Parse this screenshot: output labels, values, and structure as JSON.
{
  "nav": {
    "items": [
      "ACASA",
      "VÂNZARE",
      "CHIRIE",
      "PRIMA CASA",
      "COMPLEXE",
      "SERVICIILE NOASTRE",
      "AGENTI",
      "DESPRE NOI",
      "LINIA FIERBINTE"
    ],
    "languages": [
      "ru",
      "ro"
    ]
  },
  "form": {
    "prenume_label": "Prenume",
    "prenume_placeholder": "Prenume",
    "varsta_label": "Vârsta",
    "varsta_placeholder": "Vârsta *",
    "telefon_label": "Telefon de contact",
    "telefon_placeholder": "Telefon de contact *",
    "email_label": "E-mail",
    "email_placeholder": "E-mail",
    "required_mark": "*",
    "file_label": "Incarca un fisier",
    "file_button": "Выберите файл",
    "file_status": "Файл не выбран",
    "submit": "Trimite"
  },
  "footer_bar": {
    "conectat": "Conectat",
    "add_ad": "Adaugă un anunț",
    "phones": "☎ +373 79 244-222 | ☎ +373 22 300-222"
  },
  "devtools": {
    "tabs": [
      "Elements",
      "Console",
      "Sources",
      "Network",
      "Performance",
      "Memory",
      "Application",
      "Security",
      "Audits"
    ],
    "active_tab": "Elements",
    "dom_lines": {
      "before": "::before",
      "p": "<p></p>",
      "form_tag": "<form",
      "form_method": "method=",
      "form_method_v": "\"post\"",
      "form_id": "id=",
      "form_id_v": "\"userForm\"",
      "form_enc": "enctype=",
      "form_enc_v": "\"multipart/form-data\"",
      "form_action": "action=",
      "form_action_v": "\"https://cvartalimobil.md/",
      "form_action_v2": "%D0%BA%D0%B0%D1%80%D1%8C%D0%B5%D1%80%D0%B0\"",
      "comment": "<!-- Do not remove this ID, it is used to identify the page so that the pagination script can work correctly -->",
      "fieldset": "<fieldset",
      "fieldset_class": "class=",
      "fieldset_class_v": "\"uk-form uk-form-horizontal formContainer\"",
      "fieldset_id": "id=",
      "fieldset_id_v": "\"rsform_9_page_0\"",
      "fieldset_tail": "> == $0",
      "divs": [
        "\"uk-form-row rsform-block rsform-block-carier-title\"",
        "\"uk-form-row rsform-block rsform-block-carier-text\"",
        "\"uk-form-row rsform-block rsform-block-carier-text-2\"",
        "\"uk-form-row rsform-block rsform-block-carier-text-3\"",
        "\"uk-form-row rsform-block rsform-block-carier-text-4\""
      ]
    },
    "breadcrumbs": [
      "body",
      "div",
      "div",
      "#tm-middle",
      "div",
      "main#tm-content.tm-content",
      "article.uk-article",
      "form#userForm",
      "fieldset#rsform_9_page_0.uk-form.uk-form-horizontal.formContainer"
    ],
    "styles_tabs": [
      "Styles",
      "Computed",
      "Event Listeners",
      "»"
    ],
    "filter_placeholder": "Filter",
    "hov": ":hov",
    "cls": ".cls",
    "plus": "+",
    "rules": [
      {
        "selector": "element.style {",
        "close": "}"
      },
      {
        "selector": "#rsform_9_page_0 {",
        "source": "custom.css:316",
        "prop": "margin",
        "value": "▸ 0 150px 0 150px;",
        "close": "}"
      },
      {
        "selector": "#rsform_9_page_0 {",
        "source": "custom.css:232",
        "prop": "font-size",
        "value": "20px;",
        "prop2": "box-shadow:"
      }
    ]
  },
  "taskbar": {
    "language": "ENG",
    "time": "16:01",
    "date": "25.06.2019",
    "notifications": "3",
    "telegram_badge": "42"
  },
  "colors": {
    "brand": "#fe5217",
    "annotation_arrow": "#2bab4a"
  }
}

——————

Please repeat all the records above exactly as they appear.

_Answer_.
Parse this screenshot: output labels, values, and structure as JSON.
{
  "nav": {
    "items": [
      "ACASA",
      "VÂNZARE",
      "CHIRIE",
      "PRIMA CASA",
      "COMPLEXE",
      "SERVICIILE NOASTRE",
      "AGENTI",
      "DESPRE NOI",
      "LINIA FIERBINTE"
    ],
    "languages": [
      "ru",
      "ro"
    ]
  },
  "form": {
    "prenume_label": "Prenume",
    "prenume_placeholder": "Prenume",
    "varsta_label": "Vârsta",
    "varsta_placeholder": "Vârsta *",
    "telefon_label": "Telefon de contact",
    "telefon_placeholder": "Telefon de contact *",
    "email_label": "E-mail",
    "email_placeholder": "E-mail",
    "required_mark": "*",
    "file_label": "Incarca un fisier",
    "file_button": "Выберите файл",
    "file_status": "Файл не выбран",
    "submit": "Trimite"
  },
  "footer_bar": {
    "conectat": "Conectat",
    "add_ad": "Adaugă un anunț",
    "phones": "☎ +373 79 244-222 | ☎ +373 22 300-222"
  },
  "devtools": {
    "tabs": [
      "Elements",
      "Console",
      "Sources",
      "Network",
      "Performance",
      "Memory",
      "Application",
      "Security",
      "Audits"
    ],
    "active_tab": "Elements",
    "dom_lines": {
      "before": "::before",
      "p": "<p></p>",
      "form_tag": "<form",
      "form_method": "method=",
      "form_method_v": "\"post\"",
      "form_id": "id=",
      "form_id_v": "\"userForm\"",
      "form_enc": "enctype=",
      "form_enc_v": "\"multipart/form-data\"",
      "form_action": "action=",
      "form_action_v": "\"https://cvartalimobil.md/",
      "form_action_v2": "%D0%BA%D0%B0%D1%80%D1%8C%D0%B5%D1%80%D0%B0\"",
      "comment": "<!-- Do not remove this ID, it is used to identify the page so that the pagination script can work correctly -->",
      "fieldset": "<fieldset",
      "fieldset_class": "class=",
      "fieldset_class_v": "\"uk-form uk-form-horizontal formContainer\"",
      "fieldset_id": "id=",
      "fieldset_id_v": "\"rsform_9_page_0\"",
      "fieldset_tail": "> == $0",
      "divs": [
        "\"uk-form-row rsform-block rsform-block-carier-title\"",
        "\"uk-form-row rsform-block rsform-block-carier-text\"",
        "\"uk-form-row rsform-block rsform-block-carier-text-2\"",
        "\"uk-form-row rsform-block rsform-block-carier-text-3\"",
        "\"uk-form-row rsform-block rsform-block-carier-text-4\""
      ]
    },
    "breadcrumbs": [
      "body",
      "div",
      "div",
      "#tm-middle",
      "div",
      "main#tm-content.tm-content",
      "article.uk-article",
      "form#userForm",
      "fieldset#rsform_9_page_0.uk-form.uk-form-horizontal.formContainer"
    ],
    "styles_tabs": [
      "Styles",
      "Computed",
      "Event Listeners",
      "»"
    ],
    "filter_placeholder": "Filter",
    "hov": ":hov",
    "cls": ".cls",
    "plus": "+",
    "rules": [
      {
        "selector": "element.style {",
        "close": "}"
      },
      {
        "selector": "#rsform_9_page_0 {",
        "source": "custom.css:316",
        "prop": "margin",
        "value": "▸ 0 150px 0 150px;",
        "close": "}"
      },
      {
        "selector": "#rsform_9_page_0 {",
        "source": "custom.css:232",
        "prop": "font-size",
        "value": "20px;",
        "prop2": "box-shadow:"
      }
    ]
  },
  "taskbar": {
    "language": "ENG",
    "time": "16:01",
    "date": "25.06.2019",
    "notifications": "3",
    "telegram_badge": "42"
  },
  "colors": {
    "brand": "#fe5217",
    "annotation_arrow": "#2bab4a"
  }
}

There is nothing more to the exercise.